After the aging treatment, each of the samples 1 to 8 was rubbed to provide a test piece of a mirror-like surface, 10 mm in diameter and 10 mm in thickness. In view of the decorative nature of a watch case, the appearance of the surface is very important. In this case, each of the test pieces showed a good mirror-like surface. Further, the planishing step was considerably efficient with the high level of Vickers hardness.
In order to look into the corrosion resistance, the polished test pieces were immersed in (1) an aqueous solution of 20% NaCl, (2) an aqueous solution of 5% NH.sub.4 OH, (3) an aqueous solution of 5% H.sub.2 SO.sub.4 and (4) an aqueous solution of 5% lactic acid, respectively. The test pieces were found to retain the initial metal luster and beauty 75 hours after the immersion. It follows that the alloy for making a watch case according to this invention has a corrosion resistance equal to or higher than that of stainless steel.
As described in detail, a watch case made of an alloy consisting essentially of 30 to 45% by weight of Cr, 2.5 to 5.0% by weight of Al and the balance essentially Ni and having been subjected to an aging treatment is very much advantageous.
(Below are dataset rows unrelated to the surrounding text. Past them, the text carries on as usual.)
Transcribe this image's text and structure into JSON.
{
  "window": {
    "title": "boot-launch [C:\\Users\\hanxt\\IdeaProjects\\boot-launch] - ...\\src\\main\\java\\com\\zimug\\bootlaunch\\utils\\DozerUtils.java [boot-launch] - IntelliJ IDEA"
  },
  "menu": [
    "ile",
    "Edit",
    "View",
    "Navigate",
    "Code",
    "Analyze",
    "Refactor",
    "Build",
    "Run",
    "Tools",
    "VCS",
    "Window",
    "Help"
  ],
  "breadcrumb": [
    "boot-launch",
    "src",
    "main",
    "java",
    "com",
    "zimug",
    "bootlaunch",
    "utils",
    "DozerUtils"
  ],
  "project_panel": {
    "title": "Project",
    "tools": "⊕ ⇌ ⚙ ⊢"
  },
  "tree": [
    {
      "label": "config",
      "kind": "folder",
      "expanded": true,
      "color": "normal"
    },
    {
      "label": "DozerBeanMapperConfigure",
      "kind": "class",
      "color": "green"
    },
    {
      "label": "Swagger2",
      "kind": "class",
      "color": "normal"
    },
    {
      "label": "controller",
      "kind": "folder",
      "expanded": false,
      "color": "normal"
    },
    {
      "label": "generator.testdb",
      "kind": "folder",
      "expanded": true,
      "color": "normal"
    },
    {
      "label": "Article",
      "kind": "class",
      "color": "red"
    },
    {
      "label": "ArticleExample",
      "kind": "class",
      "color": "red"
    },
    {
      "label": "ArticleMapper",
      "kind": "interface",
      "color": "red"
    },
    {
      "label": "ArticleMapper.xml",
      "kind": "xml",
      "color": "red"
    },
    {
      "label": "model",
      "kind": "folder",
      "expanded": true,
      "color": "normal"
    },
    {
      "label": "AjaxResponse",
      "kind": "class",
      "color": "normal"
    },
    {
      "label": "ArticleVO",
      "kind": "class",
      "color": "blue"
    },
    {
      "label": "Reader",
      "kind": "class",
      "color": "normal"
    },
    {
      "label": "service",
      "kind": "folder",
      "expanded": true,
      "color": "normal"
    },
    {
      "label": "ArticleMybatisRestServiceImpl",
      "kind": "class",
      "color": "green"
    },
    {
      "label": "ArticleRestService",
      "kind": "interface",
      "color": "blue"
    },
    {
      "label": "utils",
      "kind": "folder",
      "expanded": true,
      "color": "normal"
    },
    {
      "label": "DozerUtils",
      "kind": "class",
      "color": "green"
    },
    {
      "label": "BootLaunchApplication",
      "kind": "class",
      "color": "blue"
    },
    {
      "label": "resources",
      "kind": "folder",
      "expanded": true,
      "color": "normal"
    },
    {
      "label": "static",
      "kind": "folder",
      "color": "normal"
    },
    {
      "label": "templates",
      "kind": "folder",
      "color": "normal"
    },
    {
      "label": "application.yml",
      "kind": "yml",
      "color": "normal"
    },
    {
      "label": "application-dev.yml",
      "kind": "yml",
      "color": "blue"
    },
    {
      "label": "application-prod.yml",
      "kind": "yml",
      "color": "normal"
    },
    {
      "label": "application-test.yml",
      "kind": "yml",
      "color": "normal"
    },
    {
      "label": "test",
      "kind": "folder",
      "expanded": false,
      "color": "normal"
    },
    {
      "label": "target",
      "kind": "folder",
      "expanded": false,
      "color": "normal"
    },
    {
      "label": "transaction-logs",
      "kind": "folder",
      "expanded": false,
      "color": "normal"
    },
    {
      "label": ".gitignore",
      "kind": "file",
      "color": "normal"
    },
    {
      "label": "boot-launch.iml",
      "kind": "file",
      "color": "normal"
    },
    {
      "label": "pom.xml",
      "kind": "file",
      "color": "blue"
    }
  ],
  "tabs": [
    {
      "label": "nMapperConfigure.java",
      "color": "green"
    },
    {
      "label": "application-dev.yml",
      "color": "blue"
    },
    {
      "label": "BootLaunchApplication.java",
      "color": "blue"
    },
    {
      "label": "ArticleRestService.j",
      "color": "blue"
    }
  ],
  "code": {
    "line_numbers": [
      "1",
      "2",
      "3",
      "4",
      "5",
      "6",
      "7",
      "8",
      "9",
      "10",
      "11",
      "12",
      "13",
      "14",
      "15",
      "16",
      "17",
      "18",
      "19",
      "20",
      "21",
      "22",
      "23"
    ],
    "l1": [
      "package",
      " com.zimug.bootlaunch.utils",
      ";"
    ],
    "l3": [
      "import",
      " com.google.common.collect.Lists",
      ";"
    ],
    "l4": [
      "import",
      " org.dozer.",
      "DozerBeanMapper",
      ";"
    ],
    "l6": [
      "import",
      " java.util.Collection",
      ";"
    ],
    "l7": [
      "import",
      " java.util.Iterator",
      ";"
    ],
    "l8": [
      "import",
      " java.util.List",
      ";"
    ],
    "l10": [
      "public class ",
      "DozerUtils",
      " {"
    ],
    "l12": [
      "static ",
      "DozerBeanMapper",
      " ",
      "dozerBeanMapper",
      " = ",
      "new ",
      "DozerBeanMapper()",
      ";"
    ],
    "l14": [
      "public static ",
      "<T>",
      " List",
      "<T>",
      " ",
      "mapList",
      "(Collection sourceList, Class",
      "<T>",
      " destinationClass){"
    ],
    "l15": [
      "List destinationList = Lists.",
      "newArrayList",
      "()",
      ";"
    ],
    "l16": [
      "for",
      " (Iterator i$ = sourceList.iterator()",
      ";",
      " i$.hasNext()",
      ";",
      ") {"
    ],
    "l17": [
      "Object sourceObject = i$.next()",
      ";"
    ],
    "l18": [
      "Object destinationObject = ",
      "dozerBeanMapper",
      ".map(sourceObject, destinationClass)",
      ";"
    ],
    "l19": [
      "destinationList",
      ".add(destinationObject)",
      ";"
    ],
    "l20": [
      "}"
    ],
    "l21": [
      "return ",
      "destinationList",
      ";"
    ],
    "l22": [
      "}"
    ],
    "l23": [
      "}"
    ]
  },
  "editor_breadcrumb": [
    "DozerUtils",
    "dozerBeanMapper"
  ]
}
First of all, the watch case mentioned has a corrosion resistance equal to or higher than that of a conventional watch case made of stainless steel. In addition, the watch case according to this invention has as high as 500 or more of Vickers hardness and, thus, is very difficult to be abraded and presents a good mirror-like surface of a metal luster. The effects mentioned are prominent particularly when the Cr content ranges from 30 to 40% by weight and the Al conent falls within the range of from 3,0 to 4.5% by weight.
1. A watch case having a good mirror-like surface, said watch case made of an alloy consisting essentially of 30 to 45% by weight of Cr, 2.5 to 5% by weight of Al and the balance essentially Ni, said alloy having been subjected to an aging treatment, and said alloy having a Vickers hardness larger than 500 after said aging treatment.
2. The watch case of claim 1 wherein said alloy consists essentially of 37.99% by weight of Cr, 3.8% by weight of Al and the balance Ni.
3. The watch case of claim 1 wherein said aging treatment is carried out at a temperature between 500.degree. and 950.degree. C. for about 30 minutes.
4. The watch case of claim 3 wherein said aging treatment is carried out at a temperature of 550.degree. to 700.degree. C. for about 30 minutes.
5. The watch case of claim 1 wherein said alloy after the aging treatment has a Vickers hardness larger than 600.
|3015558||January 1962||Grant et al.|
Filed: Nov 9, 1976
Date of Patent: May 22, 1979
Assignee: Tokyo Shibaura Electric Co., Ltd. (Kawasaki)
Inventors: Kazumi Shimotori (Kawasaki), Itaru Watanabe (Yokohama), Masako Nakahashi (Tokyo), Shuichi Komatsu (Yokohama)
Primary Examiner: R. Dean
Law Firm: Oblon, Fisher, Spivak, McClelland & Maier
Application Number: 5/740,097
International Classification: C22C 1905;